| Task directions |
The records follow. Give them all back exactly.
_ _ _ _ _
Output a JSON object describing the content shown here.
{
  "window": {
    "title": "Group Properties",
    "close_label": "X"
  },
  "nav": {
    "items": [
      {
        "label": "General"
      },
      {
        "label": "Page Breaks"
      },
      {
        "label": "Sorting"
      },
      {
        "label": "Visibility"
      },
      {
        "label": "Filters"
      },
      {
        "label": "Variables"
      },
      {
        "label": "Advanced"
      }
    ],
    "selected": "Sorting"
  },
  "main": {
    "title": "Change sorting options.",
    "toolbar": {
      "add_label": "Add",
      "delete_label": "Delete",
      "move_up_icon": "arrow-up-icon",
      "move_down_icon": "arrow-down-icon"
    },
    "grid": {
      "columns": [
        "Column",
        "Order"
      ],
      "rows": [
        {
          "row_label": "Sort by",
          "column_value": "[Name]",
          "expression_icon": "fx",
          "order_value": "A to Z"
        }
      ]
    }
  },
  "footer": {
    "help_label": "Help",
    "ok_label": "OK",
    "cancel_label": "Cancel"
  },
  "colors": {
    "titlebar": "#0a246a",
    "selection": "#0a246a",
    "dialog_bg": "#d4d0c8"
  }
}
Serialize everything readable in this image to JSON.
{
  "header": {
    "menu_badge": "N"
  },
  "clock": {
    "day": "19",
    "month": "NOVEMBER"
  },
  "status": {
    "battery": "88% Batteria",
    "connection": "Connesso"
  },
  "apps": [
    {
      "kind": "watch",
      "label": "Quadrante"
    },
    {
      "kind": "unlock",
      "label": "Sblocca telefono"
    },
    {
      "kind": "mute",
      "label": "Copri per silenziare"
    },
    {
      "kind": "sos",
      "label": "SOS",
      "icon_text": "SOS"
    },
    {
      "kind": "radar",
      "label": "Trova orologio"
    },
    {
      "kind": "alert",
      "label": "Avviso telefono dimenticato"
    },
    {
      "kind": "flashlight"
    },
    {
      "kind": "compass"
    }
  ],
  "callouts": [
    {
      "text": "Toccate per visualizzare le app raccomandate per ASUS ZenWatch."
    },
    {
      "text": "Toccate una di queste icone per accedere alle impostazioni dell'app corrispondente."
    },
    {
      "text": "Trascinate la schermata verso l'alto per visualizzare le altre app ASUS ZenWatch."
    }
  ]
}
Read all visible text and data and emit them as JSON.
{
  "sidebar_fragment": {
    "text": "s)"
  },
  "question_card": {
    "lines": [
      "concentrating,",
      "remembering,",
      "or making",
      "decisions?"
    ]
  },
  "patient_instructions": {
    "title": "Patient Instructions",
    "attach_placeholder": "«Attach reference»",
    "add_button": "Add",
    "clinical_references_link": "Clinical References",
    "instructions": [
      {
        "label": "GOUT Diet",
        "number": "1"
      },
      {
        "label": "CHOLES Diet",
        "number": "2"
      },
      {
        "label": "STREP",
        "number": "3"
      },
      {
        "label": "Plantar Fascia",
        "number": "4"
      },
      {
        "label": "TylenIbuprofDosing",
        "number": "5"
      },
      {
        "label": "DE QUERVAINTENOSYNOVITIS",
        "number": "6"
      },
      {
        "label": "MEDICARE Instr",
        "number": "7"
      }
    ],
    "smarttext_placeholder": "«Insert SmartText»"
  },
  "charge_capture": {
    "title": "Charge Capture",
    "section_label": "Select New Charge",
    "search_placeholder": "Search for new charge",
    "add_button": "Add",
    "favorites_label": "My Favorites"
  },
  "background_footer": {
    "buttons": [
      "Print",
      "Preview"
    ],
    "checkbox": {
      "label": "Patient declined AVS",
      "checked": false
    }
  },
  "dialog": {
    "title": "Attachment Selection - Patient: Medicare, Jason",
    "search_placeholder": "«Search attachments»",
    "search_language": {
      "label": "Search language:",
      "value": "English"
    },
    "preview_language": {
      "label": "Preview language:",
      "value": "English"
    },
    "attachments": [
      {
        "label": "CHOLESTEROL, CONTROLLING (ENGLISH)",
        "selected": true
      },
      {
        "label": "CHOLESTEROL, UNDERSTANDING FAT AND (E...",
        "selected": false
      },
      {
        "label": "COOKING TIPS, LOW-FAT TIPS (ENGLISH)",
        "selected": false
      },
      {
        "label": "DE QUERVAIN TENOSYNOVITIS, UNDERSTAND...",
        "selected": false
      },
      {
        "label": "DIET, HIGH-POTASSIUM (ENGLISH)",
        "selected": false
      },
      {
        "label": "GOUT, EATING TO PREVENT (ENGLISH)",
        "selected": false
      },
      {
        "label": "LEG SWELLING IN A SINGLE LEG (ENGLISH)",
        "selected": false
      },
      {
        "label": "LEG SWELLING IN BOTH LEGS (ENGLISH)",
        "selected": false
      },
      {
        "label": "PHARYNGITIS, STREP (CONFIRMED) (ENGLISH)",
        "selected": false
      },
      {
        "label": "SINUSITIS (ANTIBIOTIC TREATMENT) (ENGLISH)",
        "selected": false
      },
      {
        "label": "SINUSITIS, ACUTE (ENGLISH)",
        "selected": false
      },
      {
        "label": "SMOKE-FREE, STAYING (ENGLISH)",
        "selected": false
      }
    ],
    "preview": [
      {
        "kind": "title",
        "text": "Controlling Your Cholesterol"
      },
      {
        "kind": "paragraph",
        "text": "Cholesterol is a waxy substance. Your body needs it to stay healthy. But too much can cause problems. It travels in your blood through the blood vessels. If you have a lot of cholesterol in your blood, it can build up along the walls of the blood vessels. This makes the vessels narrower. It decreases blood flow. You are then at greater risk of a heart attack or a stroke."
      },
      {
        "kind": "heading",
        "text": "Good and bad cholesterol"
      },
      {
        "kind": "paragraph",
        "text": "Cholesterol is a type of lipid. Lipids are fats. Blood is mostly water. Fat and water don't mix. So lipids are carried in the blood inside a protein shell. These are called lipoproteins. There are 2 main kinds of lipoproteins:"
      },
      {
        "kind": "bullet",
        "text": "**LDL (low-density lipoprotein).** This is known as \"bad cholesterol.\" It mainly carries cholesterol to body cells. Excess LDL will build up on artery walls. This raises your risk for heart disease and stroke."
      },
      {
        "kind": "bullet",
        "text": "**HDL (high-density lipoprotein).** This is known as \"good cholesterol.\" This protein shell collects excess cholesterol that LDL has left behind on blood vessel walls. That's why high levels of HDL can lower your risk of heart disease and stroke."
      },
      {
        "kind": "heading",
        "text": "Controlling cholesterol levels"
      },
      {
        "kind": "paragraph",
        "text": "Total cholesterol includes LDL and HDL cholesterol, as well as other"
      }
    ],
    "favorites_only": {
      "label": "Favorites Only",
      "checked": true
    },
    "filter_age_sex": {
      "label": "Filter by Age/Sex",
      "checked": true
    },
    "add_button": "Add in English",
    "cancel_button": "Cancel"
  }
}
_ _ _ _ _
| Exercise solution |
Output a JSON object describing the content shown here.
{
  "window": {
    "title": "Group Properties",
    "close_label": "X"
  },
  "nav": {
    "items": [
      {
        "label": "General"
      },
      {
        "label": "Page Breaks"
      },
      {
        "label": "Sorting"
      },
      {
        "label": "Visibility"
      },
      {
        "label": "Filters"
      },
      {
        "label": "Variables"
      },
      {
        "label": "Advanced"
      }
    ],
    "selected": "Sorting"
  },
  "main": {
    "title": "Change sorting options.",
    "toolbar": {
      "add_label": "Add",
      "delete_label": "Delete",
      "move_up_icon": "arrow-up-icon",
      "move_down_icon": "arrow-down-icon"
    },
    "grid": {
      "columns": [
        "Column",
        "Order"
      ],
      "rows": [
        {
          "row_label": "Sort by",
          "column_value": "[Name]",
          "expression_icon": "fx",
          "order_value": "A to Z"
        }
      ]
    }
  },
  "footer": {
    "help_label": "Help",
    "ok_label": "OK",
    "cancel_label": "Cancel"
  },
  "colors": {
    "titlebar": "#0a246a",
    "selection": "#0a246a",
    "dialog_bg": "#d4d0c8"
  }
}
Serialize everything readable in this image to JSON.
{
  "header": {
    "menu_badge": "N"
  },
  "clock": {
    "day": "19",
    "month": "NOVEMBER"
  },
  "status": {
    "battery": "88% Batteria",
    "connection": "Connesso"
  },
  "apps": [
    {
      "kind": "watch",
      "label": "Quadrante"
    },
    {
      "kind": "unlock",
      "label": "Sblocca telefono"
    },
    {
      "kind": "mute",
      "label": "Copri per silenziare"
    },
    {
      "kind": "sos",
      "label": "SOS",
      "icon_text": "SOS"
    },
    {
      "kind": "radar",
      "label": "Trova orologio"
    },
    {
      "kind": "alert",
      "label": "Avviso telefono dimenticato"
    },
    {
      "kind": "flashlight"
    },
    {
      "kind": "compass"
    }
  ],
  "callouts": [
    {
      "text": "Toccate per visualizzare le app raccomandate per ASUS ZenWatch."
    },
    {
      "text": "Toccate una di queste icone per accedere alle impostazioni dell'app corrispondente."
    },
    {
      "text": "Trascinate la schermata verso l'alto per visualizzare le altre app ASUS ZenWatch."
    }
  ]
}
Read all visible text and data and emit them as JSON.
{
  "sidebar_fragment": {
    "text": "s)"
  },
  "question_card": {
    "lines": [
      "concentrating,",
      "remembering,",
      "or making",
      "decisions?"
    ]
  },
  "patient_instructions": {
    "title": "Patient Instructions",
    "attach_placeholder": "«Attach reference»",
    "add_button": "Add",
    "clinical_references_link": "Clinical References",
    "instructions": [
      {
        "label": "GOUT Diet",
        "number": "1"
      },
      {
        "label": "CHOLES Diet",
        "number": "2"
      },
      {
        "label": "STREP",
        "number": "3"
      },
      {
        "label": "Plantar Fascia",
        "number": "4"
      },
      {
        "label": "TylenIbuprofDosing",
        "number": "5"
      },
      {
        "label": "DE QUERVAINTENOSYNOVITIS",
        "number": "6"
      },
      {
        "label": "MEDICARE Instr",
        "number": "7"
      }
    ],
    "smarttext_placeholder": "«Insert SmartText»"
  },
  "charge_capture": {
    "title": "Charge Capture",
    "section_label": "Select New Charge",
    "search_placeholder": "Search for new charge",
    "add_button": "Add",
    "favorites_label": "My Favorites"
  },
  "background_footer": {
    "buttons": [
      "Print",
      "Preview"
    ],
    "checkbox": {
      "label": "Patient declined AVS",
      "checked": false
    }
  },
  "dialog": {
    "title": "Attachment Selection - Patient: Medicare, Jason",
    "search_placeholder": "«Search attachments»",
    "search_language": {
      "label": "Search language:",
      "value": "English"
    },
    "preview_language": {
      "label": "Preview language:",
      "value": "English"
    },
    "attachments": [
      {
        "label": "CHOLESTEROL, CONTROLLING (ENGLISH)",
        "selected": true
      },
      {
        "label": "CHOLESTEROL, UNDERSTANDING FAT AND (E...",
        "selected": false
      },
      {
        "label": "COOKING TIPS, LOW-FAT TIPS (ENGLISH)",
        "selected": false
      },
      {
        "label": "DE QUERVAIN TENOSYNOVITIS, UNDERSTAND...",
        "selected": false
      },
      {
        "label": "DIET, HIGH-POTASSIUM (ENGLISH)",
        "selected": false
      },
      {
        "label": "GOUT, EATING TO PREVENT (ENGLISH)",
        "selected": false
      },
      {
        "label": "LEG SWELLING IN A SINGLE LEG (ENGLISH)",
        "selected": false
      },
      {
        "label": "LEG SWELLING IN BOTH LEGS (ENGLISH)",
        "selected": false
      },
      {
        "label": "PHARYNGITIS, STREP (CONFIRMED) (ENGLISH)",
        "selected": false
      },
      {
        "label": "SINUSITIS (ANTIBIOTIC TREATMENT) (ENGLISH)",
        "selected": false
      },
      {
        "label": "SINUSITIS, ACUTE (ENGLISH)",
        "selected": false
      },
      {
        "label": "SMOKE-FREE, STAYING (ENGLISH)",
        "selected": false
      }
    ],
    "preview": [
      {
        "kind": "title",
        "text": "Controlling Your Cholesterol"
      },
      {
        "kind": "paragraph",
        "text": "Cholesterol is a waxy substance. Your body needs it to stay healthy. But too much can cause problems. It travels in your blood through the blood vessels. If you have a lot of cholesterol in your blood, it can build up along the walls of the blood vessels. This makes the vessels narrower. It decreases blood flow. You are then at greater risk of a heart attack or a stroke."
      },
      {
        "kind": "heading",
        "text": "Good and bad cholesterol"
      },
      {
        "kind": "paragraph",
        "text": "Cholesterol is a type of lipid. Lipids are fats. Blood is mostly water. Fat and water don't mix. So lipids are carried in the blood inside a protein shell. These are called lipoproteins. There are 2 main kinds of lipoproteins:"
      },
      {
        "kind": "bullet",
        "text": "**LDL (low-density lipoprotein).** This is known as \"bad cholesterol.\" It mainly carries cholesterol to body cells. Excess LDL will build up on artery walls. This raises your risk for heart disease and stroke."
      },
      {
        "kind": "bullet",
        "text": "**HDL (high-density lipoprotein).** This is known as \"good cholesterol.\" This protein shell collects excess cholesterol that LDL has left behind on blood vessel walls. That's why high levels of HDL can lower your risk of heart disease and stroke."
      },
      {
        "kind": "heading",
        "text": "Controlling cholesterol levels"
      },
      {
        "kind": "paragraph",
        "text": "Total cholesterol includes LDL and HDL cholesterol, as well as other"
      }
    ],
    "favorites_only": {
      "label": "Favorites Only",
      "checked": true
    },
    "filter_age_sex": {
      "label": "Filter by Age/Sex",
      "checked": true
    },
    "add_button": "Add in English",
    "cancel_button": "Cancel"
  }
}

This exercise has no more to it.